Although acupuncture is performed by stimulating specific points on the body, usually by using needles, they can also be stimulated with a small current, massage, heat, injections, implants, or other methods. I have experienced all of these protocols myself and find them usually quite pleasant. These points have the ability to alter various conditions in the body in order to achieve a desired effect. Acupuncture has been used successfully for nearly 5,000 years on animals as well as humans. As a matter of fact, it is still the treatment of choice for one-quarter of the world’s population for many problems. It is now being utilized by an increasing number of veterinarians for various conditions. It is not a cure-all but, where indicated, it works well.

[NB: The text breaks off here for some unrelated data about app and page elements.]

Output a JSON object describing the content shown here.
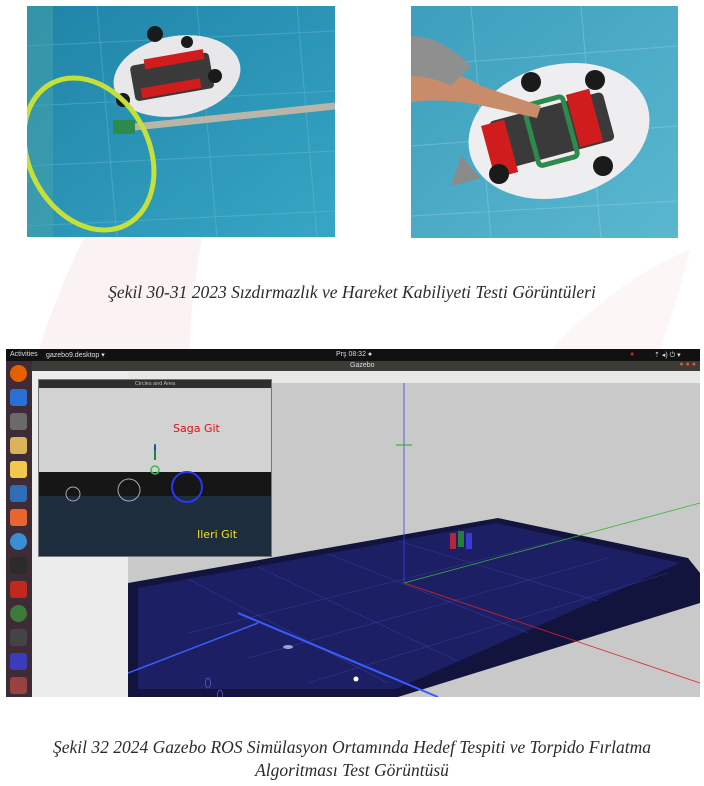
{
  "figure_top": {
    "caption": "Şekil 30-31 2023 Sızdırmazlık ve Hareket Kabiliyeti Testi Görüntüleri",
    "photos": [
      {
        "subject": "robot-with-hoop-photo"
      },
      {
        "subject": "robot-handled-photo"
      }
    ]
  },
  "figure_bottom": {
    "caption_line1": "Şekil 32 2024 Gazebo ROS Simülasyon Ortamında Hedef Tespiti ve Torpido Fırlatma",
    "caption_line2": "Algoritması Test Görüntüsü"
  },
  "desktop": {
    "activities": "Activities",
    "app_menu": "gazebo9.desktop ▾",
    "clock": "Prş 08:32 ●",
    "window_title": "Gazebo"
  },
  "overlay_window": {
    "title": "Circles and Area",
    "label_turn": "Saga Git",
    "label_forward": "Ileri Git"
  },
  "colors": {
    "pool_water": "#2f8fb0",
    "hoop": "#c6e03a",
    "turn_text": "#e01010",
    "forward_text": "#f2e21a",
    "pool_floor": "#1a1d5a",
    "pool_grid": "#3a44a8"
  }
}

Some people look askance on acupuncture. The idea that needles can do anything but cause pain is hard to imagine, and the choice of acupuncture points looks like voodoo to some. But I tell people that to me the needles are so fine they are more like a cats whisker then a needle!
Once trained appropriately one can find an acupuncture point by measuring the electrical resistance of the skin. Acupuncture points have a lower electrical resistance than do other points on the body. The resistance is furher changed when there is a problem in the area of the body that the point corresponds to. There are instruments called “point finders,” which are just ohm meters, measuring electrical resistance. These can be used to find and treat acupuncture points.

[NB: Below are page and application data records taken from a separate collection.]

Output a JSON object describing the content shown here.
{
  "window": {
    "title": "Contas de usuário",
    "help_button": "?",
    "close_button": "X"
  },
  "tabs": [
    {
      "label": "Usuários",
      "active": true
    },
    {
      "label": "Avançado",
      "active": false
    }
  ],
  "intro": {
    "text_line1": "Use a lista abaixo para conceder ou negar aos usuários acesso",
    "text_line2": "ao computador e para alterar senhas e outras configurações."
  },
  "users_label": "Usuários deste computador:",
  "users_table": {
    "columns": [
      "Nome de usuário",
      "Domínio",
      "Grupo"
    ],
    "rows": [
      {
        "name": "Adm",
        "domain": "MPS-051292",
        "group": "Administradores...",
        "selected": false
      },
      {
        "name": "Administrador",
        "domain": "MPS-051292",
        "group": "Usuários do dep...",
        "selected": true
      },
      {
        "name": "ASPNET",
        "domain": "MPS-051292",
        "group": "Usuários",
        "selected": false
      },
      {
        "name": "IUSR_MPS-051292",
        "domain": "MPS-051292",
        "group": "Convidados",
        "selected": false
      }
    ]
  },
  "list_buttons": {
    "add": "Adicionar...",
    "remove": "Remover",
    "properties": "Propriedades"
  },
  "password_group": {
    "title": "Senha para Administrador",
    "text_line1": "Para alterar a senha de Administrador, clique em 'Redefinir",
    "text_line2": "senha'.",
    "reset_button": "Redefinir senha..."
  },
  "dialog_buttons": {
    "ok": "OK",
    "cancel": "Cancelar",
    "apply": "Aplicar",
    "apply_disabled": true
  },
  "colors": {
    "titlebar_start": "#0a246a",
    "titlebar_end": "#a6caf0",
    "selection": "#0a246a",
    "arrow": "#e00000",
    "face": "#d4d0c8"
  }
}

Another problem that people have in understanding acupuncture is how a point on the hand can have anything to do with something as far away as the heart. Western medicine has already recognized the phenomenon of referred pain, in which a problem in an organ is felt as pain somewhere else. Most people are aware that during a heart attack people often feel pain starting in their shoulder and traveling down the left arm. When cattle have a problem in the reticulum (one of their four stomachs), they feel it as pain in their breastbone area.

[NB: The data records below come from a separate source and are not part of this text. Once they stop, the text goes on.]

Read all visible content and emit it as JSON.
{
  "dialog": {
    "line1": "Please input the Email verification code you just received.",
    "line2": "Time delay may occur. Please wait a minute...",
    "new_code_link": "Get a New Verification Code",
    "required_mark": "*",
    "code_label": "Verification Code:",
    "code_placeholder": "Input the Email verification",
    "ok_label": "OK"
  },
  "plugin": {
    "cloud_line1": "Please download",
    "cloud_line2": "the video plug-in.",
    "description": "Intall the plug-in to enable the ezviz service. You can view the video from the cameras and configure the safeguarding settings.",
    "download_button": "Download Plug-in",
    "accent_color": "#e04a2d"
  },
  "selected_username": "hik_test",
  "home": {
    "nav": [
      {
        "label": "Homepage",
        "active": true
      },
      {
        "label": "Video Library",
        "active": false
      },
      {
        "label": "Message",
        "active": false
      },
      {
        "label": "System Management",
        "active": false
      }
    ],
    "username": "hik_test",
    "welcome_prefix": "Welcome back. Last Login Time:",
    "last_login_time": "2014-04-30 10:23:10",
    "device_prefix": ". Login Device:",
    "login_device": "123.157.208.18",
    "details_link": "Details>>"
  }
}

Acupuncture points work in a similar way, often showing unusual sensitivity when a corresponding organ is damaged or diseased.
There has been legitimate research by physicians and veterinarians in the United States, Canada, and Western Europe as well as in Asian countries, that has shown specific effects obtained by stimulating speific points.These effects include:
1 decrease of inflammation
2 increase of circulation to an area
3 release of endorphins (body’s natural painkillers)
4 relief of muscle spasms
5 stimulation of the body’s immune system
6 release of hormones
7 release of various substances in the brain and spinal cord
Because of this research, and because of the beneficial results achieved many times over by veterinary acupuncturists, the American Veterinary Medical Association has recognized acupuncture as a valid treatment for animals, when performed by properly trained professionals. Acupuncture works especially well for conditions involving nerves, muscles, bones, and joints.
Arthritis is one of the most common conditions treated by acupuncture. Animals usually have to a veterinarian on numerous occasions and been through all other available treatments, and nothing else is working like it used to so the choice can often be as drastic as acupuncture or euthanasia because everyone sees the dog or cat seems to be suffering. With acupuncture, a high percent are reported to respond well enough that they have an additional year of quality life, sometimes longer, before age catches up with them again. These animals may need continuous treatments as often as once a week to once a month and can be supported brilliantly with a raw food species specific diet and state of the art supplementation, especially with a high quality, cold extracted, organic Omega-3 anti inflammatory marine lipids.
I often recommend acupuncture for people, dogs and cats in my practice.